Chimichurri is a traditional condiment from Argentina. It’s a great accompaniment to grilled meats and fish. There are many variations of chimichurri, but the common ingredient is parsley.  The flavors will develop when allowed to sit for an hour at room temperature.

1 cup Italian flat leaf parsley
1/2 cup cilantro
3 large garlic cloves
1/2 cup extra-virgin olive oil
2 tablespoons freshly squeezed lemon or lime juice
1 tablespoon red wine vinegar
1 teaspoon salt
1/2 teaspoon freshly ground black pepper
1/2 teaspoon red pepper flakes

Combine parsley, cilantro and garlic in a bowl of a food processor. Pulse to chop. Add remaining ingredients and pulse briefly to combine.

Rise and Shine: Yogurt, Plum and Granola Parfait

Rise and Shine: Yogurt, Plum and Granola Parfait

~ Spiced Plum Compote, Maple Granola, Greek Yogurt ~

If you need a reason to get up in the morning, then try this sumptuous breakfast parfait. A slick of stewed plums swirls through clouds of rich greek yogurt flecked with nuggets of granola. If it weren’t so early in the morning, you might be tempted to call this dessert.

Spiced Plum Compote
Not overly sweet, this rich plum stew is delicious with yogurt. If you are calling this dessert, do not hesitate to ladle some over a bowl of ice cream, too.
Makes about 1 1/2 cups.

1 pound plums, pitted, sliced
1/4 cup orange juice
2 tablespoons brown sugar
1/2 cinnamon stick
1/2 teaspoon ground cardamom
1/4 teaspoon salt

Combine all of the ingredients in a saucepan over medium heat. Bring to a boil, then reduce heat to a simmer. Cook until the plums soften and the compote thickens, about 20 minutes. Cool, cover and refrigerate until use. The flavors will develop with time. (May be refrigerated for up to 3 days.)

Granola
Feel free to fiddle with the ingredients. Substitute or add hazelnuts, pecans, flax, dried cranberries … you get the picture.
Makes about 2 cups.

1 cup old fashioned oats
1/2 cup shredded unsweetened coconut
1/2 cup chopped almonds
2 tablespoons wheat germ
1 tablespoon brown sugar
1 teaspoon ground cinnamon
1/2 teaspoon salt
2 tablespoons maple syrup
2 tablespoons vegetable oil
1/2 cup raisins
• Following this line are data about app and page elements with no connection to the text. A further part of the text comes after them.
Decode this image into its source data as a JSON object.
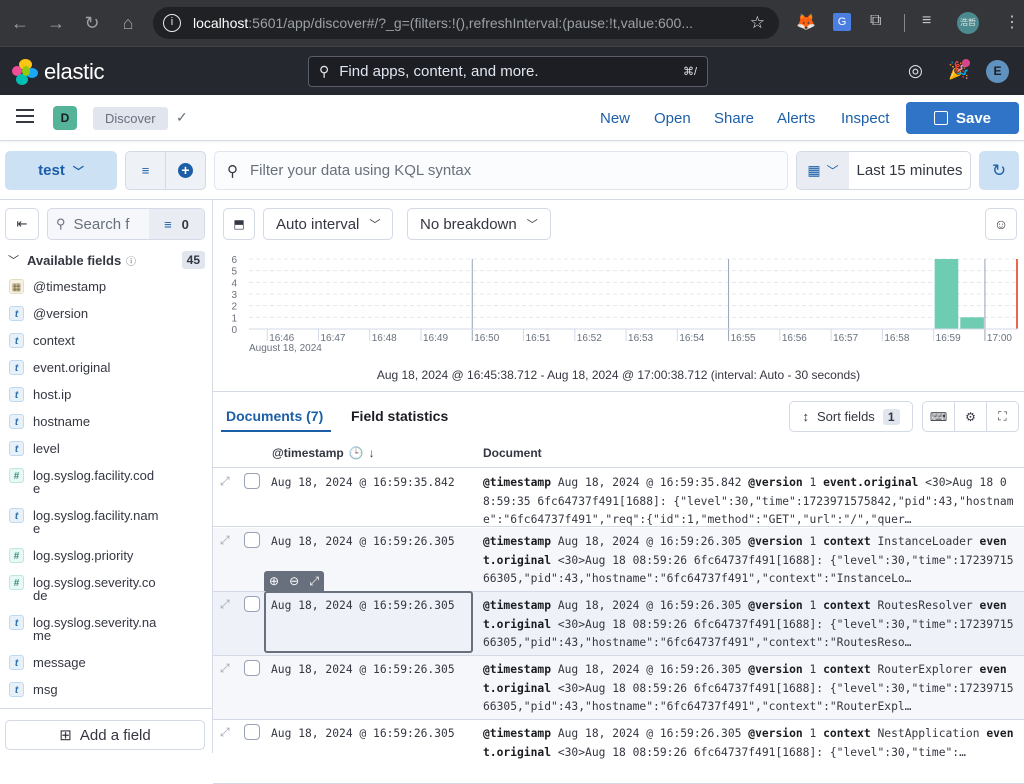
{
  "browser": {
    "url_host": "localhost",
    "url_rest": ":5601/app/discover#/?_g=(filters:!(),refreshInterval:(pause:!t,value:600...",
    "profile_label": "浩哲"
  },
  "header": {
    "brand": "elastic",
    "search_placeholder": "Find apps, content, and more.",
    "search_shortcut": "⌘/",
    "avatar_initial": "E"
  },
  "appbar": {
    "space_initial": "D",
    "breadcrumb": "Discover",
    "links": [
      "New",
      "Open",
      "Share",
      "Alerts",
      "Inspect"
    ],
    "save_label": "Save"
  },
  "query": {
    "data_view": "test",
    "kql_placeholder": "Filter your data using KQL syntax",
    "time_range": "Last 15 minutes"
  },
  "sidebar": {
    "search_placeholder": "Search f",
    "filter_count": "0",
    "section_title": "Available fields",
    "field_count": "45",
    "fields": [
      {
        "type": "date",
        "name": "@timestamp"
      },
      {
        "type": "text",
        "name": "@version"
      },
      {
        "type": "text",
        "name": "context"
      },
      {
        "type": "text",
        "name": "event.original"
      },
      {
        "type": "text",
        "name": "host.ip"
      },
      {
        "type": "text",
        "name": "hostname"
      },
      {
        "type": "text",
        "name": "level"
      },
      {
        "type": "number",
        "name": "log.syslog.facility.code"
      },
      {
        "type": "text",
        "name": "log.syslog.facility.name"
      },
      {
        "type": "number",
        "name": "log.syslog.priority"
      },
      {
        "type": "number",
        "name": "log.syslog.severity.code"
      },
      {
        "type": "text",
        "name": "log.syslog.severity.name"
      },
      {
        "type": "text",
        "name": "message"
      },
      {
        "type": "text",
        "name": "msg"
      }
    ],
    "add_field_label": "Add a field"
  },
  "histogram_toolbar": {
    "interval": "Auto interval",
    "breakdown": "No breakdown"
  },
  "chart_data": {
    "type": "bar",
    "title": "",
    "xlabel": "",
    "ylabel": "",
    "ylim": [
      0,
      6
    ],
    "yticks": [
      "0",
      "1",
      "2",
      "3",
      "4",
      "5",
      "6"
    ],
    "xticks": [
      "16:46",
      "16:47",
      "16:48",
      "16:49",
      "16:50",
      "16:51",
      "16:52",
      "16:53",
      "16:54",
      "16:55",
      "16:56",
      "16:57",
      "16:58",
      "16:59",
      "17:00"
    ],
    "x_sublabel": "August 18, 2024",
    "x_range": [
      "16:45:38.712",
      "17:00:38.712"
    ],
    "interval_seconds": 30,
    "categories": [
      "16:59:00",
      "16:59:30"
    ],
    "values": [
      6,
      1
    ],
    "bar_color": "#6dccb1",
    "grid": true
  },
  "range_label": "Aug 18, 2024 @ 16:45:38.712 - Aug 18, 2024 @ 17:00:38.712 (interval: Auto - 30 seconds)",
  "tabs": {
    "documents": "Documents (7)",
    "field_statistics": "Field statistics"
  },
  "table": {
    "sort_fields_label": "Sort fields",
    "sort_count": "1",
    "col_timestamp": "@timestamp",
    "col_document": "Document",
    "rows": [
      {
        "timestamp": "Aug 18, 2024 @ 16:59:35.842",
        "doc": [
          [
            "@timestamp",
            " Aug 18, 2024 @ 16:59:35.842 "
          ],
          [
            "@version",
            " 1 "
          ],
          [
            "event.original",
            " <30>Aug 18 08:59:35 6fc64737f491[1688]: {\"level\":30,\"time\":1723971575842,\"pid\":43,\"hostname\":\"6fc64737f491\",\"req\":{\"id\":1,\"method\":\"GET\",\"url\":\"/\",\"quer…"
          ]
        ]
      },
      {
        "timestamp": "Aug 18, 2024 @ 16:59:26.305",
        "doc": [
          [
            "@timestamp",
            " Aug 18, 2024 @ 16:59:26.305 "
          ],
          [
            "@version",
            " 1 "
          ],
          [
            "context",
            " InstanceLoader "
          ],
          [
            "event.original",
            " <30>Aug 18 08:59:26 6fc64737f491[1688]: {\"level\":30,\"time\":1723971566305,\"pid\":43,\"hostname\":\"6fc64737f491\",\"context\":\"InstanceLo…"
          ]
        ]
      },
      {
        "timestamp": "Aug 18, 2024 @ 16:59:26.305",
        "doc": [
          [
            "@timestamp",
            " Aug 18, 2024 @ 16:59:26.305 "
          ],
          [
            "@version",
            " 1 "
          ],
          [
            "context",
            " RoutesResolver "
          ],
          [
            "event.original",
            " <30>Aug 18 08:59:26 6fc64737f491[1688]: {\"level\":30,\"time\":1723971566305,\"pid\":43,\"hostname\":\"6fc64737f491\",\"context\":\"RoutesReso…"
          ]
        ]
      },
      {
        "timestamp": "Aug 18, 2024 @ 16:59:26.305",
        "doc": [
          [
            "@timestamp",
            " Aug 18, 2024 @ 16:59:26.305 "
          ],
          [
            "@version",
            " 1 "
          ],
          [
            "context",
            " RouterExplorer "
          ],
          [
            "event.original",
            " <30>Aug 18 08:59:26 6fc64737f491[1688]: {\"level\":30,\"time\":1723971566305,\"pid\":43,\"hostname\":\"6fc64737f491\",\"context\":\"RouterExpl…"
          ]
        ]
      },
      {
        "timestamp": "Aug 18, 2024 @ 16:59:26.305",
        "doc": [
          [
            "@timestamp",
            " Aug 18, 2024 @ 16:59:26.305 "
          ],
          [
            "@version",
            " 1 "
          ],
          [
            "context",
            " NestApplication "
          ],
          [
            "event.original",
            " <30>Aug 18 08:59:26 6fc64737f491[1688]: {\"level\":30,\"time\":…"
          ]
        ]
      }
    ]
  }
}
Preheat oven to 300°F (160°C). Combine the oats, coconut, almonds, wheat germ, sugar, cinnamon, and salt in a bowl. Whisk maple syrup and vegetable oil together in a small bowl. Drizzle over the oats and toss to combine. Spread in a baking pan lined with parchment paper. Bake until golden brown, about 30  minutes, stirring once or twice. Remove from oven and cool. Add the raisins. Store in an air-tight container for up to 1 week.

To assemble parfaits:
Alternate plum compote, granola and whole milk Greek-style yogurt in a bowl or glass. Serve for breakfast, lunch or whenever you please.